For the best display tech on the market today, look no further than OLED (organic light-emitting diode) displays. The key difference between OLED and regular LED screens is that OLEDs actually create their own light when a current flows through them. Where LEDs are used to backlight LCD screens, OLED screens are their own source of lighting. The result is better image quality, wider viewing angles and a more varied color range.


Another popular option for TV screens — and one that gives OLED a run for its money — are the so-called QLED displays. QLED stands for “quantum-dot” LED. Where OLED is a completely different type of technology from LCD, QLED is more of a variation on LCD technology. LEDs still provide the backlighting for these screens, but in between the backlighting and the liquid crystals is a quantum dot film. Quantum dots are microscopic molecules and emit their own differently colored light. The result is a brighter image than many OLED screens.


One of the most popular features on modern TVs is HDR, which stands for “high dynamic range.” HDR makes your display brighter, more colorful and more lifelike. It’s found in the majority of 4K TVs sold today. HDR is able to offer a great image by offering a wider contrast ratio along with higher brightness levels for an unparalleled image. Keep in mind that in order to enjoy the best HDR has to offer, you need to be watching special HDR content. While not everything is HDR, a growing number of streaming services are offering HDR support.


When you’re looking for a new TV, you’ll want to make sure that your set has plenty of HDMI ports for your other devices. Generally speaking, you’ll want to shoot for four HDMI ports, but then again, the more, the merrier.

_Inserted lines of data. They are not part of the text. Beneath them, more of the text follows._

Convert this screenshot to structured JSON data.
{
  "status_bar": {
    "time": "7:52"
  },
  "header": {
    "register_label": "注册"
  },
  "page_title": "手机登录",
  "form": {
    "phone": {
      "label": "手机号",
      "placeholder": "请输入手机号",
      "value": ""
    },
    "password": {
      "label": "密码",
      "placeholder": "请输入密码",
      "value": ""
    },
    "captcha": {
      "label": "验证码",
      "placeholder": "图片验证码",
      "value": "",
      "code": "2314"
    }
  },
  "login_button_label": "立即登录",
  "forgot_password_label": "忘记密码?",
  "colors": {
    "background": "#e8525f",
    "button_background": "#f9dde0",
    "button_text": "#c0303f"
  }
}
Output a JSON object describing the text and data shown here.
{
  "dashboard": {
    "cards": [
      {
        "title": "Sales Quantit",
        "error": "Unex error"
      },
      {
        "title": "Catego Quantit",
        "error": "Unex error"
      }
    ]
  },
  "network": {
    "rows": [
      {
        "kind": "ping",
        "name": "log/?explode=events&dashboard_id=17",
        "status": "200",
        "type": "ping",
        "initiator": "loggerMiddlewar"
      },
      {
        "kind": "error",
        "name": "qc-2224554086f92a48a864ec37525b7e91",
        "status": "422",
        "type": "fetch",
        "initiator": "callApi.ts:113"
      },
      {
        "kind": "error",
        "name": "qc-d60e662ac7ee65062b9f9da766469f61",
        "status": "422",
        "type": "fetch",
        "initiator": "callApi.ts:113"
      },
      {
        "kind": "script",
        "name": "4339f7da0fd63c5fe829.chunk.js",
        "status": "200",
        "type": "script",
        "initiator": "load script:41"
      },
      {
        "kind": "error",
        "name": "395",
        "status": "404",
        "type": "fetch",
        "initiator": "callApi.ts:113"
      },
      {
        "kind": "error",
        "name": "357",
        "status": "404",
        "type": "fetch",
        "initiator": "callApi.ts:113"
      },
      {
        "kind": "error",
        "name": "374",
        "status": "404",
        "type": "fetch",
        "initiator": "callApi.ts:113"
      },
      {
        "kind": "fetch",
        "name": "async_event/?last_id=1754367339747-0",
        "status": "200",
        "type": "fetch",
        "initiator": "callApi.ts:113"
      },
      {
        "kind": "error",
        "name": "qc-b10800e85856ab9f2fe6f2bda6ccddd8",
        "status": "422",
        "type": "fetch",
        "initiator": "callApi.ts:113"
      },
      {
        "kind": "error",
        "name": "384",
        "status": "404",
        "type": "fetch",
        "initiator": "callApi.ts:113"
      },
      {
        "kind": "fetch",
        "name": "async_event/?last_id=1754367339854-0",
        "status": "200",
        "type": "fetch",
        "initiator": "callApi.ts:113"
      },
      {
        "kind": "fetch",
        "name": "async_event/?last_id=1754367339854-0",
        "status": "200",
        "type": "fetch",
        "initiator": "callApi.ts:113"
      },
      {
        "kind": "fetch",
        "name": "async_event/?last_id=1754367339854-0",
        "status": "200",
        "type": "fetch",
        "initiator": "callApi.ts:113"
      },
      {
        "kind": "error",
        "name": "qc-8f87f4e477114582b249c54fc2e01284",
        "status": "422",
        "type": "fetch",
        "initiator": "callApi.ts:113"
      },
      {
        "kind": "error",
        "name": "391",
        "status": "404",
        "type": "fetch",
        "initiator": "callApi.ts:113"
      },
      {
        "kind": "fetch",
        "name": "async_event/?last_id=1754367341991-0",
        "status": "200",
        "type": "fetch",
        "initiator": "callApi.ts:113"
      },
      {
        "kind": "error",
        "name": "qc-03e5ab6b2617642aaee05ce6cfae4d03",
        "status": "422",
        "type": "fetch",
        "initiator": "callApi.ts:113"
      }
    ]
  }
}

Used for picture and sound, HDMI stands for “high-definition multimedia interface,” and it has been used for decades to connect devices like DVD and Blu-ray players, smartphones, tablets, streaming devices, set-top boxes or game consoles to television sets.

Elocal Editorial Content is for educational and entertainment purposes only. Editorial Content should not be used as a substitute for advice from a licensed professional in your state reviewing your issue. Systems, equipment, issues and circumstances vary. Follow the manufacturer's safety precautions. The opinions, beliefs and viewpoints expressed by the eLocal Editorial Team and other third-party content providers do not necessarily reflect the opinions, beliefs and viewpoints of eLocal or its affiliate companies. Use of the Blog is subject to the

Website Terms and Conditions.

The eLocal Editorial Team operates independently of eLocal USA's marketing and sales decisions.



Get the number of a local pro sent to your phone.

Please enter a service.